CEIC News@lert: South Korea’s Policy Stimulus Encourages Household Borrowings

December 5, 2014 HIGHLIGHTS Starting with “Abenomics” in Japan, followed by “Modinomics” in India, now there is “Choinomics” in South Korea, coined after the finance minister Choi Kyung-hwan, in office since July 2014. Choi’s team embarked on a revitalizing package of policies which included a $39.8 billion fiscal stimulus programme. In addition to this, the Bank of Korea (BOK, the central bank) has provided complementary monetary stimulus by lowering the base rate twice during the past three months, from 2.5% to 2.25% initially, and then to 2.0%. Prior to this series of cuts which took policy interest rate to the lowest ever level in South Korea, the rate had been stationary for 15 months at 2.5% prior to August 2014. The BOK’s highest priority is inflation control. On its own, the cut in the base rate in October seems reasonable with consumer price inflation sliding below 1.2% year on year (YoY) in September 2014. However, taking a longer, horizon looking back when inflation was even lower in 2013, below 1% YoY, the central bank did not react. Although the responsibilities of the central bank are limited to maintaining price and financial stability, the recent monetary policy response seems to also reflect a desire to stimulate the economy alongside the Choinomics fiscal stimulus. Choinomics has been around for five months and yet the economy has yet to react with growth and confidence remaining low. Indicators of real economic growth, including GDP, private consumption and facilities investments are all improving but their pace has become sluggish compared to the post-2008 economic recovery. The composite business sentiment index has remained below the 100 ballpark for the past three years – signaling that companies are still pessimistic about their business (where a value below 100 implies a deteriorating economy compared to the previous period). A direct consequence of the base rate cut is the fall of deposit and lending rates. As of October 2014, the rates based on outstanding deposits and loans were 1.97% and 4.36% respectively, down by 12.8% YoY and 8.8% YoY respectively. The lending rate to households was 3.64% in October, down by 13.5% YoY while the Cost of Funds Index (COFIX) for both new and outstanding funds had fallen to its lowest level since it was launched in January 2010. Korean households seem to have welcomed the lower rates and change their behaviour accordingly. Interest rate changes affect the valuation of loans and deposits through their discounting rates. Korean household deposits have exceeded loans since August 2012, but reduced interest rates are encouraging more borrowing relative to deposits. As of September 2014, households’ loans and deposits in commercial banks saw marginal month-on-month changes, declining by 0.1% and increasing by 0.9% respectively.
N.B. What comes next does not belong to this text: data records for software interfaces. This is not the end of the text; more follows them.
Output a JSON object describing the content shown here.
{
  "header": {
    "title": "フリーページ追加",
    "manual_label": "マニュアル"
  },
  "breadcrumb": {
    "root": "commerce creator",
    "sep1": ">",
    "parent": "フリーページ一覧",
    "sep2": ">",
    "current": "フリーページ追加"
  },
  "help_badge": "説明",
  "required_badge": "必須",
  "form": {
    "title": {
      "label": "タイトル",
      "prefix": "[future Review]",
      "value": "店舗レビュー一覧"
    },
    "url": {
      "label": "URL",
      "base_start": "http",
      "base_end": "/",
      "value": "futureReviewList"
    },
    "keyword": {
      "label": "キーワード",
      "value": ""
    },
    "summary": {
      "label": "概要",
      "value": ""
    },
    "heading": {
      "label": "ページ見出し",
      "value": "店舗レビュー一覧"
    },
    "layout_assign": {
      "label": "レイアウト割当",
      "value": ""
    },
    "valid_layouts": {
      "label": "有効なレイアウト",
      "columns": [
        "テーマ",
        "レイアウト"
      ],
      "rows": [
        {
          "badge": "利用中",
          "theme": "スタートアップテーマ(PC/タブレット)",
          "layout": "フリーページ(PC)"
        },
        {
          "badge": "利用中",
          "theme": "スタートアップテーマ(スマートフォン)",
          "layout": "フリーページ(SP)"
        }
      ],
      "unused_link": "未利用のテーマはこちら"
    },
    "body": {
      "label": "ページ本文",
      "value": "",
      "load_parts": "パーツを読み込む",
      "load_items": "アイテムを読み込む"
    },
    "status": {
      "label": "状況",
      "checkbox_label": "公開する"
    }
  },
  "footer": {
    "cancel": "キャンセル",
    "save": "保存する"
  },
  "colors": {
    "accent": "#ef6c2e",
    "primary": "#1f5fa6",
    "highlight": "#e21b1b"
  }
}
The mortgage borrowing portion of household debt climbed 2.3% YoY to reach 69.7% of the total, its highest in seven years. Total household debt (i.e. credit to households) has been increasing at a rate of 5% to 9% YoY during the past three years, exceeding KRW 1,060 trillion during the third quarter of 2014. Its pace has been faster than that of household income and GDP growth. Borrowing more is not essentially inappropriate as it could be a sign of a more active economy. However, in the short run, further loans issued to households may have limited effect in stimulating the economy as debt accumulation tightens individuals’ spending. Growing debt could also be a sign of the economy maturing. Developed economies in general have higher levels of household debt compared to developing economies. For example, this is the case for the UK and France compared to China and Mexico. Moreover, this is not necessarily a risk when considering household debt in the context of the growth of net financial assets (assets minus liabilities) of households. Compared to Q2 2013, the Q2 2014 net financial asset figure has grown by 8.18% to KRW 1,484 trillion. The higher level of household debt may be justified, but there are potential risks. Debts must be repaid, and the ability of households to do so has shown signs of weakening: the ratio of household debt to gross disposable income is consistently climbing. Apart from the credit risk, a related concern is the negative impact on domestic demand from rising household debt. Discuss this post and many other topics in our LinkedIn Group (you must be a LinkedIn member to participate). Request a Free Trial Subscription. Back to Blog
5th December 2014 CEIC News@lert: South Korea’s Policy Stimulus Encourages Household Borrowings